Considering the terrain I’ll be on is pretty mellow but the trails aren’t groomed and can tend to be pretty powdery, would I be better served with a wider steel edged ski?
Also as far as any experience I have, I skied a little at resorts in high school but switched to snowboarding for the most part. I’m gonna get out to some resorts for skiing this winter. And the areas I’ll be going are spots I have snowshoed before. Like I said big stretches of perfectly flat terrain (lakes) broken up by hilly stuff through the woods.Nov 21, 2022 at 9:56 am #3765771
It sounds like you may be able to get by with nordic touring skis like the ones that you are describing, and you may not need skins. However, if you don’t have nordic skiing skills, steel edges aren’t going to do you much good, and if you end up having to ski down even a gentle hill through trees, you’ll find yourself in a tough spot. I’m speaking from experience here because I can’t telemark to save my life. If I go into the backcountry with skis, it’s AT only.

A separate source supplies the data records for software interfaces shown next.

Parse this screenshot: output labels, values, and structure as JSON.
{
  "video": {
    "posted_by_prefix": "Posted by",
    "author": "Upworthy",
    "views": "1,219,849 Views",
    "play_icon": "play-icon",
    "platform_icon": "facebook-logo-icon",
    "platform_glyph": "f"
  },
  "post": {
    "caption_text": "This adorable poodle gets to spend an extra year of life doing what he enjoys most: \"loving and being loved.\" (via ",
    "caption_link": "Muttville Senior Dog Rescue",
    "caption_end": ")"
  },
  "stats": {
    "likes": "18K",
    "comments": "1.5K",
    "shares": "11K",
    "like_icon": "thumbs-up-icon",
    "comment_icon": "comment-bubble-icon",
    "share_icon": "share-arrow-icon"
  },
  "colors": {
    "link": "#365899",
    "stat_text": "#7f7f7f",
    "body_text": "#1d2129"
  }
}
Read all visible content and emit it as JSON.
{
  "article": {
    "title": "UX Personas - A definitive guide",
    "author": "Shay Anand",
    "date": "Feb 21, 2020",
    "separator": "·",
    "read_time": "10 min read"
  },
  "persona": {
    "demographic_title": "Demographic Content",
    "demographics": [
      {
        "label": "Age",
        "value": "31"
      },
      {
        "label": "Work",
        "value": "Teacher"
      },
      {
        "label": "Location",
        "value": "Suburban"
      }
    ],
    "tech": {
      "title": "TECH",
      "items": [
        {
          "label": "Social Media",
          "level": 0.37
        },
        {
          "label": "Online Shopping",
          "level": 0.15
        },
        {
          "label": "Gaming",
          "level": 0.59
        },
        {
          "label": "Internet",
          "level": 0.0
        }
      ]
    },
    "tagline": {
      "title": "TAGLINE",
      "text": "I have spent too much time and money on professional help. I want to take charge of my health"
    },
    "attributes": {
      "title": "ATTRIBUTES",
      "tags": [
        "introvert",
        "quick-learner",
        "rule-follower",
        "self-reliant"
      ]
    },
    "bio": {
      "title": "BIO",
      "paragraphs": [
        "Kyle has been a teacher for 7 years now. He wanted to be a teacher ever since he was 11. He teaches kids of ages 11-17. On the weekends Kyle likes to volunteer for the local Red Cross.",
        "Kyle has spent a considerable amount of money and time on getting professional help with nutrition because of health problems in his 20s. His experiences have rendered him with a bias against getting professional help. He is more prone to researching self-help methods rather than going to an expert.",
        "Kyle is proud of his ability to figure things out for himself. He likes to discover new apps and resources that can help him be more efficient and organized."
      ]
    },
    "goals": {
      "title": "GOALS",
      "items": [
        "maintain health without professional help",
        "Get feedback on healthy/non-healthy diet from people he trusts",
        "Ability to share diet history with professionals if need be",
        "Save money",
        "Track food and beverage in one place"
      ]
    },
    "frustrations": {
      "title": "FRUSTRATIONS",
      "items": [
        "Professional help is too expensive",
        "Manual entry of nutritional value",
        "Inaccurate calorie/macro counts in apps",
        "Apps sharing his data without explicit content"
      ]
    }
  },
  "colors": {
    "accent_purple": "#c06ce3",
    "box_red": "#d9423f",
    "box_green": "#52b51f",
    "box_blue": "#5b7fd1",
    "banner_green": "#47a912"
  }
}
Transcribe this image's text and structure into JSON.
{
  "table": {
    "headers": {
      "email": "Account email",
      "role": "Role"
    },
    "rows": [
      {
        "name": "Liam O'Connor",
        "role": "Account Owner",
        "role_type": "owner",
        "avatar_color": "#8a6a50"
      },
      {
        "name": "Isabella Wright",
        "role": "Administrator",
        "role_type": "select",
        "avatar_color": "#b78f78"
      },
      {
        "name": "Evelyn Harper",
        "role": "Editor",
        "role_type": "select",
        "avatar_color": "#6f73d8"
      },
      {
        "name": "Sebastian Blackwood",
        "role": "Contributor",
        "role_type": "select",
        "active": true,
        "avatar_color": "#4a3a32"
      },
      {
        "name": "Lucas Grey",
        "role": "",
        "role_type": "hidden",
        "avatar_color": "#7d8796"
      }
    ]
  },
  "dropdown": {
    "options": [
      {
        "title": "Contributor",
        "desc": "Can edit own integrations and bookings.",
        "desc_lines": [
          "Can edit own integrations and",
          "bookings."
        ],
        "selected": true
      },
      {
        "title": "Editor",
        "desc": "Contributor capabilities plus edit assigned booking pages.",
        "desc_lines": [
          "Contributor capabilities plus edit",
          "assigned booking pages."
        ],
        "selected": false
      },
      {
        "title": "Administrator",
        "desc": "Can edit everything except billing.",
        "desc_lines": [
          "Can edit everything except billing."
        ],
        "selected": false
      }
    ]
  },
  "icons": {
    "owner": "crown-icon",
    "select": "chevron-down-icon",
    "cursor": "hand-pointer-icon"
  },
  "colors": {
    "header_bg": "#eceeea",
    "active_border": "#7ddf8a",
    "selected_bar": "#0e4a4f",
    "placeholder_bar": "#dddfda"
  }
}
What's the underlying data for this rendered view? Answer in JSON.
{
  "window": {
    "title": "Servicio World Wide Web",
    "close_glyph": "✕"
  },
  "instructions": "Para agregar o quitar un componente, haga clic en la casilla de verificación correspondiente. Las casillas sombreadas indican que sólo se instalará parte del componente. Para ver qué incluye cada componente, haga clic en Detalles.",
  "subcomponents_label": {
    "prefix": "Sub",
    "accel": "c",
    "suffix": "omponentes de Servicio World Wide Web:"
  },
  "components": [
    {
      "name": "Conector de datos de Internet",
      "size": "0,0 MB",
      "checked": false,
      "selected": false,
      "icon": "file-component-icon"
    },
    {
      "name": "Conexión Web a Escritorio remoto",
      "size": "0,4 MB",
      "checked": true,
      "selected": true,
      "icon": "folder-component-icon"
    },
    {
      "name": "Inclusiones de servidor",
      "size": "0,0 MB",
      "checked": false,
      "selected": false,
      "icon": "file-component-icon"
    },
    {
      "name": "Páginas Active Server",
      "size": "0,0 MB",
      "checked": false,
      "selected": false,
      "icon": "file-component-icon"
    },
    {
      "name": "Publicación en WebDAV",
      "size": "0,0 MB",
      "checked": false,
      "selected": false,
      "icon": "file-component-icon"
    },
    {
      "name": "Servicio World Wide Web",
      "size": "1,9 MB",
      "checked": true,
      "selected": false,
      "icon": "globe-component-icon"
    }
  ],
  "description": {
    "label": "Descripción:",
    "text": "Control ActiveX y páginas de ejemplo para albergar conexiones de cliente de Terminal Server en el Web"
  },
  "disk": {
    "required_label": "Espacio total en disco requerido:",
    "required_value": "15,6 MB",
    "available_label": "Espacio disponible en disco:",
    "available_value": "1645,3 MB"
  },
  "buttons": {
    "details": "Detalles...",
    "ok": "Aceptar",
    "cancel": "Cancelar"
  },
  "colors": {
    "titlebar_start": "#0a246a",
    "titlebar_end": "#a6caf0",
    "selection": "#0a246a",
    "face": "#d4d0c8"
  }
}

I like David’s suggestion of exploring some groomed trails first, that’s the only place I’m personally comfortable on nordic gear. If your skiing experience is limited to alpine skis/boots in a resort setting, you are going to find skiing with nordic gear to be a huge change.Nov 21, 2022 at 4:32 pm #3765887jscottBPL Member
@bookLocale: Northern California
I was a pretty good downhill skier for many decades. when I got on Nordic skis at Royal Gorge I was down on my butt in 12 seconds. You'[re only attached by a thin rod at the toe and the damn things are super skinny, with no edges. An entirely different animal than downhill. My Madshus Glittertind back country skis are much more ‘like’ downhill in that they’re wider, but I’d learned to ski toe attachment skis on Nordic by the time I tried them. By the way, Nordic skiing on groomed trails is a beautiful thing. Again, not anything like the downhill scene. I could ski for hours on a weekday through forests around Lake Tahoe and see few people once I was back in a ways.
Non-groomed backcountry snow presents its own problems. But the terrain that you'[re describing sounds perfect for you. To clarify: skinny Nordic skis can glide better than wider backcountry skis in the right backcountry conditions, for sure. But they offer almost no control for turning for a beginner or anyone really, especially in icy or choppy snow. In deep powder you won’t be gliding all that much, except a little on the way back in your own tracks, if they haven’t filled in with fresh falling snow. On settled snow, over a frozen lake, they could be a lot of fun. Way better than snow shoes in the right conditions.Nov 22, 2022 at 11:51 pm #3766073AK GranolaBPL Member
I would not wear ski boots for walking any considerable length. Here on dry snow I use mukluks, which are lightweight to pack. On wetter snow – I assume the Adirondacks are wet? – you’ll want something waterproof, and probably heavier. Anything that makes feet comfortable is worth the weight.
- You must be logged in to reply to this topic.
Our Community Posts are Moderated
Backpacking Light community posts are moderated and here to foster helpful and positive discussions about lightweight backpacking. Please be mindful of our values and boundaries and review our Community Guidelines prior to posting.